TASK BRIEF
Word for word, set down the entries below.

[Stored items]
....
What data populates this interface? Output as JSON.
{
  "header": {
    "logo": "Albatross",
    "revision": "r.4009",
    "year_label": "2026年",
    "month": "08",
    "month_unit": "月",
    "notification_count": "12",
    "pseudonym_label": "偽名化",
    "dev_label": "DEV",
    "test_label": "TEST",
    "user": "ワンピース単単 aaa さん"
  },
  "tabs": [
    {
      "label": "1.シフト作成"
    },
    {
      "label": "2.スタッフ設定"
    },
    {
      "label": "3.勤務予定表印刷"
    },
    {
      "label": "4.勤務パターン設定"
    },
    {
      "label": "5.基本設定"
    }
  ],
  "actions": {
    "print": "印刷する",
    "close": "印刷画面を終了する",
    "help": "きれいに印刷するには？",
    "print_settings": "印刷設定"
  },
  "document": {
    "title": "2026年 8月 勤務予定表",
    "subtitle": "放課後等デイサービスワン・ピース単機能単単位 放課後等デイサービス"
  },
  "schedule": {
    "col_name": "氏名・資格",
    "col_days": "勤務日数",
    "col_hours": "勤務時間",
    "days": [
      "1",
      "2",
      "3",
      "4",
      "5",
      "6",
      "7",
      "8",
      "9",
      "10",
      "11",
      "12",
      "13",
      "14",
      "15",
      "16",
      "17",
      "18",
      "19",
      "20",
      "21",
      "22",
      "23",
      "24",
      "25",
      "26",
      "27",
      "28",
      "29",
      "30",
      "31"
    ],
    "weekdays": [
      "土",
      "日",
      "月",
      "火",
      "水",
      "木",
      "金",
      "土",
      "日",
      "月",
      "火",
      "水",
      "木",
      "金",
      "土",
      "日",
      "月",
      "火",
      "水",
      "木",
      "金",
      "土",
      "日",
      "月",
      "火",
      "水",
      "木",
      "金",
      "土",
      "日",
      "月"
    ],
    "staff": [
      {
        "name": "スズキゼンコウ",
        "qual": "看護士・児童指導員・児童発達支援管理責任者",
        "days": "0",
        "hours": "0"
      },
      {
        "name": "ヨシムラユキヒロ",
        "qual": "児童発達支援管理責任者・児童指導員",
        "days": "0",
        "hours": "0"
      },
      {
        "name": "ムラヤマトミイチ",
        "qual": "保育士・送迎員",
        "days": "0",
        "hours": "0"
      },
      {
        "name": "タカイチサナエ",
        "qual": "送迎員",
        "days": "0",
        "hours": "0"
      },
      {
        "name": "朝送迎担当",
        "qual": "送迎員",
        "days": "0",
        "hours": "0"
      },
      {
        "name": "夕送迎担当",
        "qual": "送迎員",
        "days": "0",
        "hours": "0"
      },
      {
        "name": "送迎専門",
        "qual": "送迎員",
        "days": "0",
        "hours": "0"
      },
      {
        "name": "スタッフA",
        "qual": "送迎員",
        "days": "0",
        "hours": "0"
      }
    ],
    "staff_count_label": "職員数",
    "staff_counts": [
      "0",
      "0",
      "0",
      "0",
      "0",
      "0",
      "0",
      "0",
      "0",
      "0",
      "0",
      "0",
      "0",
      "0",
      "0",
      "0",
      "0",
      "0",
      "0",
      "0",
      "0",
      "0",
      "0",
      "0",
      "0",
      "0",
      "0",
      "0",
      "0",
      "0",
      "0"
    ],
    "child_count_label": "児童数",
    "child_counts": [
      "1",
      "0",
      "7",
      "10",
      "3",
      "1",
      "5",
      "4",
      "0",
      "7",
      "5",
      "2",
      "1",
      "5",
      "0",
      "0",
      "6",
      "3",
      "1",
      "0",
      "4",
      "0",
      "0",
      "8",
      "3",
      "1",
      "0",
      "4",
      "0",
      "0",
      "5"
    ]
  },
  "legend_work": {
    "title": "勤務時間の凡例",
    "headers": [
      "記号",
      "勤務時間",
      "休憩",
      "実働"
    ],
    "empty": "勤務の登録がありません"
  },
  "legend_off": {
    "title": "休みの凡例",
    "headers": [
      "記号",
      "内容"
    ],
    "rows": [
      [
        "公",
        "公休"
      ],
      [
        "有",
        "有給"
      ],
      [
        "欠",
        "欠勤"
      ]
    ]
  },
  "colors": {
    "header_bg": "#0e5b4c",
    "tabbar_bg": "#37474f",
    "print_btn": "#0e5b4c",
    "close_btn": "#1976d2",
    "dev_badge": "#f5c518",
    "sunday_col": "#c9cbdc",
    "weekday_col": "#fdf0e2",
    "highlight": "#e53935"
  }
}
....
EXERCISE ANSWER
What data populates this interface? Output as JSON.
{
  "header": {
    "logo": "Albatross",
    "revision": "r.4009",
    "year_label": "2026年",
    "month": "08",
    "month_unit": "月",
    "notification_count": "12",
    "pseudonym_label": "偽名化",
    "dev_label": "DEV",
    "test_label": "TEST",
    "user": "ワンピース単単 aaa さん"
  },
  "tabs": [
    {
      "label": "1.シフト作成"
    },
    {
      "label": "2.スタッフ設定"
    },
    {
      "label": "3.勤務予定表印刷"
    },
    {
      "label": "4.勤務パターン設定"
    },
    {
      "label": "5.基本設定"
    }
  ],
  "actions": {
    "print": "印刷する",
    "close": "印刷画面を終了する",
    "help": "きれいに印刷するには？",
    "print_settings": "印刷設定"
  },
  "document": {
    "title": "2026年 8月 勤務予定表",
    "subtitle": "放課後等デイサービスワン・ピース単機能単単位 放課後等デイサービス"
  },
  "schedule": {
    "col_name": "氏名・資格",
    "col_days": "勤務日数",
    "col_hours": "勤務時間",
    "days": [
      "1",
      "2",
      "3",
      "4",
      "5",
      "6",
      "7",
      "8",
      "9",
      "10",
      "11",
      "12",
      "13",
      "14",
      "15",
      "16",
      "17",
      "18",
      "19",
      "20",
      "21",
      "22",
      "23",
      "24",
      "25",
      "26",
      "27",
      "28",
      "29",
      "30",
      "31"
    ],
    "weekdays": [
      "土",
      "日",
      "月",
      "火",
      "水",
      "木",
      "金",
      "土",
      "日",
      "月",
      "火",
      "水",
      "木",
      "金",
      "土",
      "日",
      "月",
      "火",
      "水",
      "木",
      "金",
      "土",
      "日",
      "月",
      "火",
      "水",
      "木",
      "金",
      "土",
      "日",
      "月"
    ],
    "staff": [
      {
        "name": "スズキゼンコウ",
        "qual": "看護士・児童指導員・児童発達支援管理責任者",
        "days": "0",
        "hours": "0"
      },
      {
        "name": "ヨシムラユキヒロ",
        "qual": "児童発達支援管理責任者・児童指導員",
        "days": "0",
        "hours": "0"
      },
      {
        "name": "ムラヤマトミイチ",
        "qual": "保育士・送迎員",
        "days": "0",
        "hours": "0"
      },
      {
        "name": "タカイチサナエ",
        "qual": "送迎員",
        "days": "0",
        "hours": "0"
      },
      {
        "name": "朝送迎担当",
        "qual": "送迎員",
        "days": "0",
        "hours": "0"
      },
      {
        "name": "夕送迎担当",
        "qual": "送迎員",
        "days": "0",
        "hours": "0"
      },
      {
        "name": "送迎専門",
        "qual": "送迎員",
        "days": "0",
        "hours": "0"
      },
      {
        "name": "スタッフA",
        "qual": "送迎員",
        "days": "0",
        "hours": "0"
      }
    ],
    "staff_count_label": "職員数",
    "staff_counts": [
      "0",
      "0",
      "0",
      "0",
      "0",
      "0",
      "0",
      "0",
      "0",
      "0",
      "0",
      "0",
      "0",
      "0",
      "0",
      "0",
      "0",
      "0",
      "0",
      "0",
      "0",
      "0",
      "0",
      "0",
      "0",
      "0",
      "0",
      "0",
      "0",
      "0",
      "0"
    ],
    "child_count_label": "児童数",
    "child_counts": [
      "1",
      "0",
      "7",
      "10",
      "3",
      "1",
      "5",
      "4",
      "0",
      "7",
      "5",
      "2",
      "1",
      "5",
      "0",
      "0",
      "6",
      "3",
      "1",
      "0",
      "4",
      "0",
      "0",
      "8",
      "3",
      "1",
      "0",
      "4",
      "0",
      "0",
      "5"
    ]
  },
  "legend_work": {
    "title": "勤務時間の凡例",
    "headers": [
      "記号",
      "勤務時間",
      "休憩",
      "実働"
    ],
    "empty": "勤務の登録がありません"
  },
  "legend_off": {
    "title": "休みの凡例",
    "headers": [
      "記号",
      "内容"
    ],
    "rows": [
      [
        "公",
        "公休"
      ],
      [
        "有",
        "有給"
      ],
      [
        "欠",
        "欠勤"
      ]
    ]
  },
  "colors": {
    "header_bg": "#0e5b4c",
    "tabbar_bg": "#37474f",
    "print_btn": "#0e5b4c",
    "close_btn": "#1976d2",
    "dev_badge": "#f5c518",
    "sunday_col": "#c9cbdc",
    "weekday_col": "#fdf0e2",
    "highlight": "#e53935"
  }
}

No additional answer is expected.